20. Section 102, Govt. of India Act, which was the-only provision that permitted the prosecution of' the applicants for the offences committed by them-has been repealed. The prosecution was certainly launched before the Constitution came into force & while the Govt. of India Act was in force. After the repeal of the Govt. of India Act no provision of it could be enforced. It was an Act passed by the British Parliament & could have no operation in independent India, unless the Constitution provided for its operation. The General Clauses Act does not apply & has not been made applicable by the Constitution. The prosecution is under the Defence of India Act which expired & the law under which it was allowed to continue became dead on 26-1-1950. It must, therefore, be quashed.

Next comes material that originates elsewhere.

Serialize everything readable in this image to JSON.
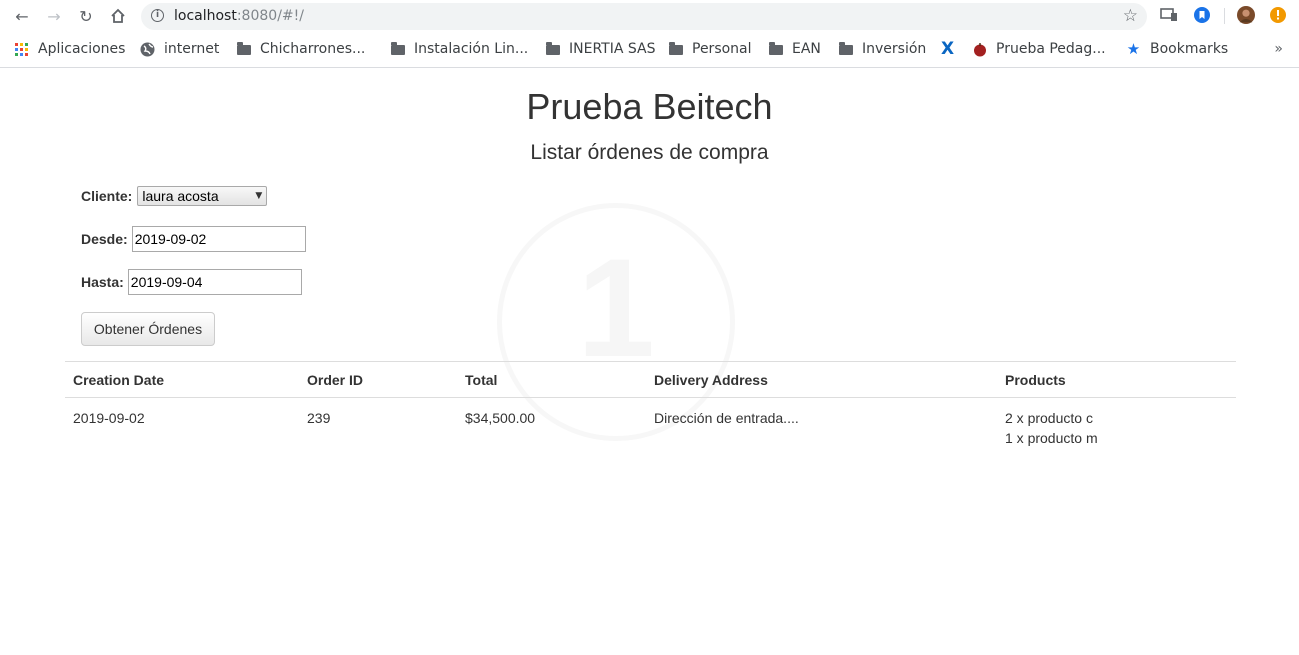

21. There have been no decisions directly bearing on the question of the effect of the Constitution. That prosecution for an offence committed against the Defence of India Act prior to 30-9-1948 could be continued even after its expiry, has been settled by numerous decisions such as those in the cases of 'Thiagarayan' (A I R (34) 1947 Mad 325)' 'J.K. Gas Plant Manufacturing Co., (A I R (34) 1947 F C 38), 'Wicks v. Director of Public Prosecutions', (1947-1 All E R 205), & 'Dhawanji Rawji v. Emperor' . Reference in this connection may also be made to 'Dawoo Doyal v. Giridhari Laha, : AIR1950Cal214 where effect was given to an order made under a Rent Control order which ceased to be operative on the expiry of the Defence of India Act. In 'Amrit Lal v. Govt. of Mysore', (A I R (38) 1951 Mys 26), an offence against a Mysore Food Order, 1949, read with Rule 81, Defence of India Rules, was committed on 22-11-1949, the accused was convicted, on the coming into the Constitution he applied for the quashing of his conviction on the ground that the law for infringing which he was convicted was inconsistent with the Constitution & his application was rejected.
22. Mr. Pathak also raised the question of the validity of Section 2, Defence of India Act. He argued that it was invalid as being delegated legislation. But in view of what a Bench of this Ct., of which I was a member said in 'State v. Basdeo' : AIR1951All44 , he did not press his argument but did not also give it up.
23. I allow the application & quash. the proceedings against the applicants. They are discharged & their bail-bonds are cancelled.